*** Begin section ***
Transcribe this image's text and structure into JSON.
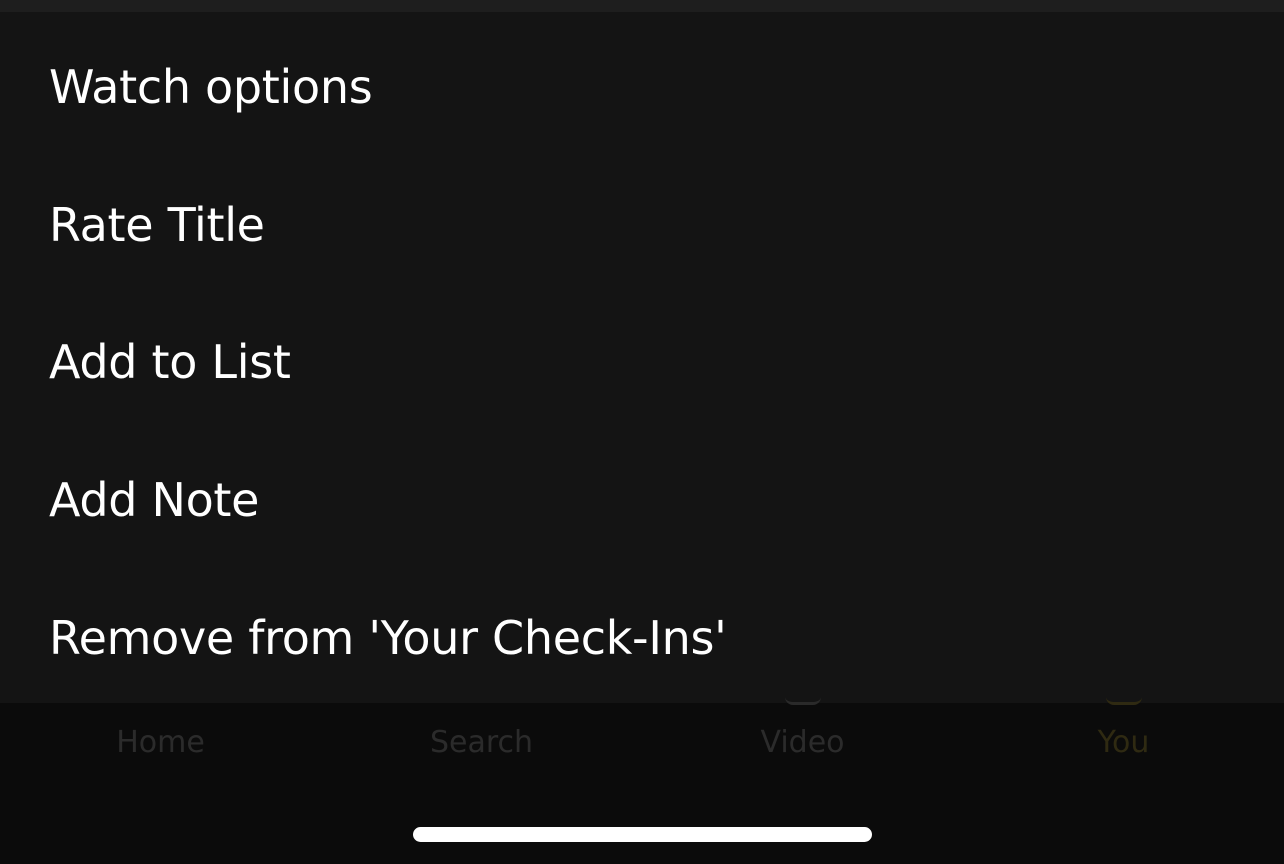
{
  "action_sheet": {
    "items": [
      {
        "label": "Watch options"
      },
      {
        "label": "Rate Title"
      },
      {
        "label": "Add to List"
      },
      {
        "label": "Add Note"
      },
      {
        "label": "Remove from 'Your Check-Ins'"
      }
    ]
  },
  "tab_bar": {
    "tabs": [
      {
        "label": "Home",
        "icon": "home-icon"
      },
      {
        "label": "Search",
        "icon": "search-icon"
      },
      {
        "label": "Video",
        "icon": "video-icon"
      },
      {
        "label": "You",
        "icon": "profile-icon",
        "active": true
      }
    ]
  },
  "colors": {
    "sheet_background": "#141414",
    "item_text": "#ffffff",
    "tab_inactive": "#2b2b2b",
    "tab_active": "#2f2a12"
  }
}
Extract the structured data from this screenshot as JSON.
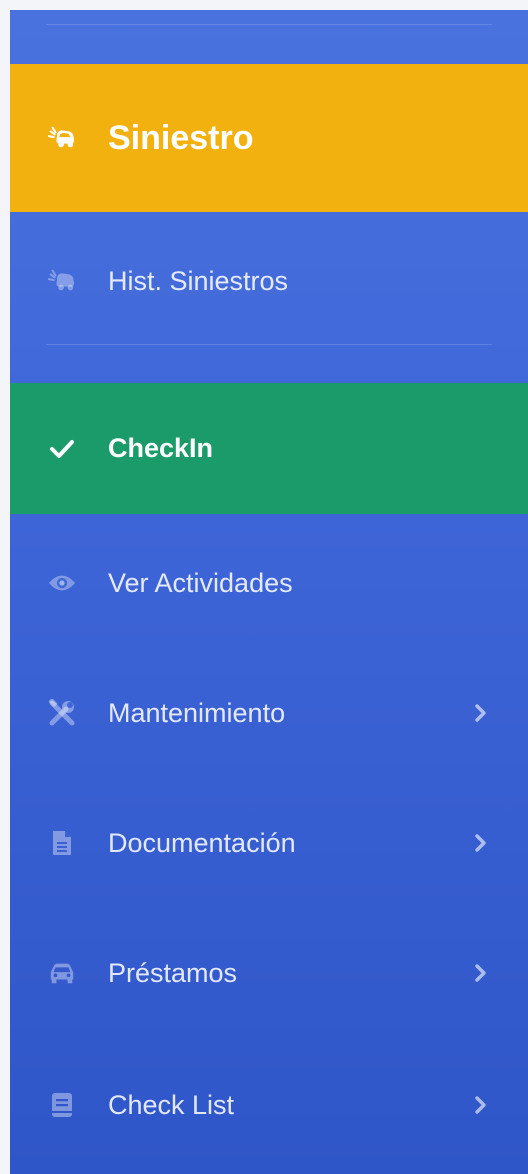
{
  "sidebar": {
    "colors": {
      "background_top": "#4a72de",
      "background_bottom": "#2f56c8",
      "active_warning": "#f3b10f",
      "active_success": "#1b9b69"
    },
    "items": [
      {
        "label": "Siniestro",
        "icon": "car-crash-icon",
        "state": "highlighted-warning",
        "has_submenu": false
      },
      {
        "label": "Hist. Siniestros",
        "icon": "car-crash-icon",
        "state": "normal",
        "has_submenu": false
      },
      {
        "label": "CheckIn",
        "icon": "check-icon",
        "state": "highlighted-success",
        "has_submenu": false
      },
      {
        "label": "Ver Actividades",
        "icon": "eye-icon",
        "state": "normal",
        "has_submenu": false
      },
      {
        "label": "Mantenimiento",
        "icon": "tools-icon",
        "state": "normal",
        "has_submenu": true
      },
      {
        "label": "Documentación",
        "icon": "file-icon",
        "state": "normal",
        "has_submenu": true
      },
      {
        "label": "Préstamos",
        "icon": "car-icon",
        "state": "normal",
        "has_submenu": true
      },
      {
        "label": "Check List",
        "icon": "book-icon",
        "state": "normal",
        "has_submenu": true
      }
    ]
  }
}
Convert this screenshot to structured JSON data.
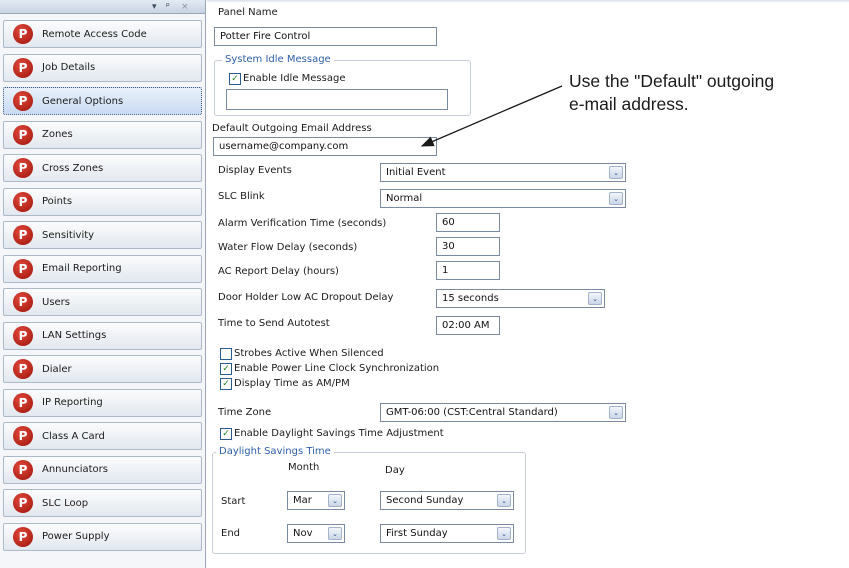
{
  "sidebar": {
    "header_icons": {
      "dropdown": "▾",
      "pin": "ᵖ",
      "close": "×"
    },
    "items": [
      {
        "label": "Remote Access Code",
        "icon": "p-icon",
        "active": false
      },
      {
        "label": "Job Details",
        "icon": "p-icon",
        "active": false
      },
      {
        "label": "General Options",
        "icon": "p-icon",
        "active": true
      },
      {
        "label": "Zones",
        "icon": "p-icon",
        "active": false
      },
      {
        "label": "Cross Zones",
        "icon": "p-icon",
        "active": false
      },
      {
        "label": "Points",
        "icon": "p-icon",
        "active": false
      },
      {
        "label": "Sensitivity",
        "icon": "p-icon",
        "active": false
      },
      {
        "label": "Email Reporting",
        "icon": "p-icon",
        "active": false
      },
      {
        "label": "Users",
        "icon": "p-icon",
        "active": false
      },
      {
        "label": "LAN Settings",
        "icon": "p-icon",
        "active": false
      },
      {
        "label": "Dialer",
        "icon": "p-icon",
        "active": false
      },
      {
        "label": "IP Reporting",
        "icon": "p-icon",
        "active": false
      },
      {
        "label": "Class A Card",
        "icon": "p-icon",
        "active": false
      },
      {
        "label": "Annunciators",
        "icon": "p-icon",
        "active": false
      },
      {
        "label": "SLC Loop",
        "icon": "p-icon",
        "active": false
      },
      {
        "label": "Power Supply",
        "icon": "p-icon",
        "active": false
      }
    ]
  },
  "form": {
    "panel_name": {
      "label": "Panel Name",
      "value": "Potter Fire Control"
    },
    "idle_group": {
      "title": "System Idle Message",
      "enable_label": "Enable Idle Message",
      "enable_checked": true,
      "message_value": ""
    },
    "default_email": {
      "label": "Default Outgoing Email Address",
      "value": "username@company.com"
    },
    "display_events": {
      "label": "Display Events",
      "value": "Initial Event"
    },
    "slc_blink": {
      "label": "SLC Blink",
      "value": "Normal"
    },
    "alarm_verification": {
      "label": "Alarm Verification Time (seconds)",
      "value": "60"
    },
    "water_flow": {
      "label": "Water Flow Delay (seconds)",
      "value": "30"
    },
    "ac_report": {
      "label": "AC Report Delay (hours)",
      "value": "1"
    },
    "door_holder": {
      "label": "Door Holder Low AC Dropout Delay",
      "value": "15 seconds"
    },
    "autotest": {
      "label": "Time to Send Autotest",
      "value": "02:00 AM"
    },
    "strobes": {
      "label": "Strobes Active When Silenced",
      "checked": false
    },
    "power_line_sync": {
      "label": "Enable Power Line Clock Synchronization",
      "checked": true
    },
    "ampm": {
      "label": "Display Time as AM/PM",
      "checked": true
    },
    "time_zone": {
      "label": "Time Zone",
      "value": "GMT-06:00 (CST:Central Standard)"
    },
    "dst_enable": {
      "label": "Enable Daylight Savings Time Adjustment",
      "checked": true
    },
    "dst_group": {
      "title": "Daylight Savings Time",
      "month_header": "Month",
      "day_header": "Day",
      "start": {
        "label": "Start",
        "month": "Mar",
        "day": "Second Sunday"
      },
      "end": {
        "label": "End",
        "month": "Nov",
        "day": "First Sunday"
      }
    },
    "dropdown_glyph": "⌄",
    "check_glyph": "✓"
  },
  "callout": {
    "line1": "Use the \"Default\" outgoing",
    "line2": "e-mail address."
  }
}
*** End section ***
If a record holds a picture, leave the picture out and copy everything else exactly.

Transcribe this image's text and structure into JSON.
{
  "action_sheet": {
    "items": [
      {
        "label": "Watch options"
      },
      {
        "label": "Rate Title"
      },
      {
        "label": "Add to List"
      },
      {
        "label": "Add Note"
      },
      {
        "label": "Remove from 'Your Check-Ins'"
      }
    ]
  },
  "tab_bar": {
    "tabs": [
      {
        "label": "Home",
        "icon": "home-icon"
      },
      {
        "label": "Search",
        "icon": "search-icon"
      },
      {
        "label": "Video",
        "icon": "video-icon"
      },
      {
        "label": "You",
        "icon": "profile-icon",
        "active": true
      }
    ]
  },
  "colors": {
    "sheet_background": "#141414",
    "item_text": "#ffffff",
    "tab_inactive": "#2b2b2b",
    "tab_active": "#2f2a12"
  }
}
Extract the structured data from this screenshot as JSON.
{
  "sidebar": {
    "colors": {
      "background_top": "#4a72de",
      "background_bottom": "#2f56c8",
      "active_warning": "#f3b10f",
      "active_success": "#1b9b69"
    },
    "items": [
      {
        "label": "Siniestro",
        "icon": "car-crash-icon",
        "state": "highlighted-warning",
        "has_submenu": false
      },
      {
        "label": "Hist. Siniestros",
        "icon": "car-crash-icon",
        "state": "normal",
        "has_submenu": false
      },
      {
        "label": "CheckIn",
        "icon": "check-icon",
        "state": "highlighted-success",
        "has_submenu": false
      },
      {
        "label": "Ver Actividades",
        "icon": "eye-icon",
        "state": "normal",
        "has_submenu": false
      },
      {
        "label": "Mantenimiento",
        "icon": "tools-icon",
        "state": "normal",
        "has_submenu": true
      },
      {
        "label": "Documentación",
        "icon": "file-icon",
        "state": "normal",
        "has_submenu": true
      },
      {
        "label": "Préstamos",
        "icon": "car-icon",
        "state": "normal",
        "has_submenu": true
      },
      {
        "label": "Check List",
        "icon": "book-icon",
        "state": "normal",
        "has_submenu": true
      }
    ]
  }
}
Convert this screenshot to structured JSON data.
{
  "sidebar": {
    "header_icons": {
      "dropdown": "▾",
      "pin": "ᵖ",
      "close": "×"
    },
    "items": [
      {
        "label": "Remote Access Code",
        "icon": "p-icon",
        "active": false
      },
      {
        "label": "Job Details",
        "icon": "p-icon",
        "active": false
      },
      {
        "label": "General Options",
        "icon": "p-icon",
        "active": true
      },
      {
        "label": "Zones",
        "icon": "p-icon",
        "active": false
      },
      {
        "label": "Cross Zones",
        "icon": "p-icon",
        "active": false
      },
      {
        "label": "Points",
        "icon": "p-icon",
        "active": false
      },
      {
        "label": "Sensitivity",
        "icon": "p-icon",
        "active": false
      },
      {
        "label": "Email Reporting",
        "icon": "p-icon",
        "active": false
      },
      {
        "label": "Users",
        "icon": "p-icon",
        "active": false
      },
      {
        "label": "LAN Settings",
        "icon": "p-icon",
        "active": false
      },
      {
        "label": "Dialer",
        "icon": "p-icon",
        "active": false
      },
      {
        "label": "IP Reporting",
        "icon": "p-icon",
        "active": false
      },
      {
        "label": "Class A Card",
        "icon": "p-icon",
        "active": false
      },
      {
        "label": "Annunciators",
        "icon": "p-icon",
        "active": false
      },
      {
        "label": "SLC Loop",
        "icon": "p-icon",
        "active": false
      },
      {
        "label": "Power Supply",
        "icon": "p-icon",
        "active": false
      }
    ]
  },
  "form": {
    "panel_name": {
      "label": "Panel Name",
      "value": "Potter Fire Control"
    },
    "idle_group": {
      "title": "System Idle Message",
      "enable_label": "Enable Idle Message",
      "enable_checked": true,
      "message_value": ""
    },
    "default_email": {
      "label": "Default Outgoing Email Address",
      "value": "username@company.com"
    },
    "display_events": {
      "label": "Display Events",
      "value": "Initial Event"
    },
    "slc_blink": {
      "label": "SLC Blink",
      "value": "Normal"
    },
    "alarm_verification": {
      "label": "Alarm Verification Time (seconds)",
      "value": "60"
    },
    "water_flow": {
      "label": "Water Flow Delay (seconds)",
      "value": "30"
    },
    "ac_report": {
      "label": "AC Report Delay (hours)",
      "value": "1"
    },
    "door_holder": {
      "label": "Door Holder Low AC Dropout Delay",
      "value": "15 seconds"
    },
    "autotest": {
      "label": "Time to Send Autotest",
      "value": "02:00 AM"
    },
    "strobes": {
      "label": "Strobes Active When Silenced",
      "checked": false
    },
    "power_line_sync": {
      "label": "Enable Power Line Clock Synchronization",
      "checked": true
    },
    "ampm": {
      "label": "Display Time as AM/PM",
      "checked": true
    },
    "time_zone": {
      "label": "Time Zone",
      "value": "GMT-06:00 (CST:Central Standard)"
    },
    "dst_enable": {
      "label": "Enable Daylight Savings Time Adjustment",
      "checked": true
    },
    "dst_group": {
      "title": "Daylight Savings Time",
      "month_header": "Month",
      "day_header": "Day",
      "start": {
        "label": "Start",
        "month": "Mar",
        "day": "Second Sunday"
      },
      "end": {
        "label": "End",
        "month": "Nov",
        "day": "First Sunday"
      }
    },
    "dropdown_glyph": "⌄",
    "check_glyph": "✓"
  },
  "callout": {
    "line1": "Use the \"Default\" outgoing",
    "line2": "e-mail address."
  }
}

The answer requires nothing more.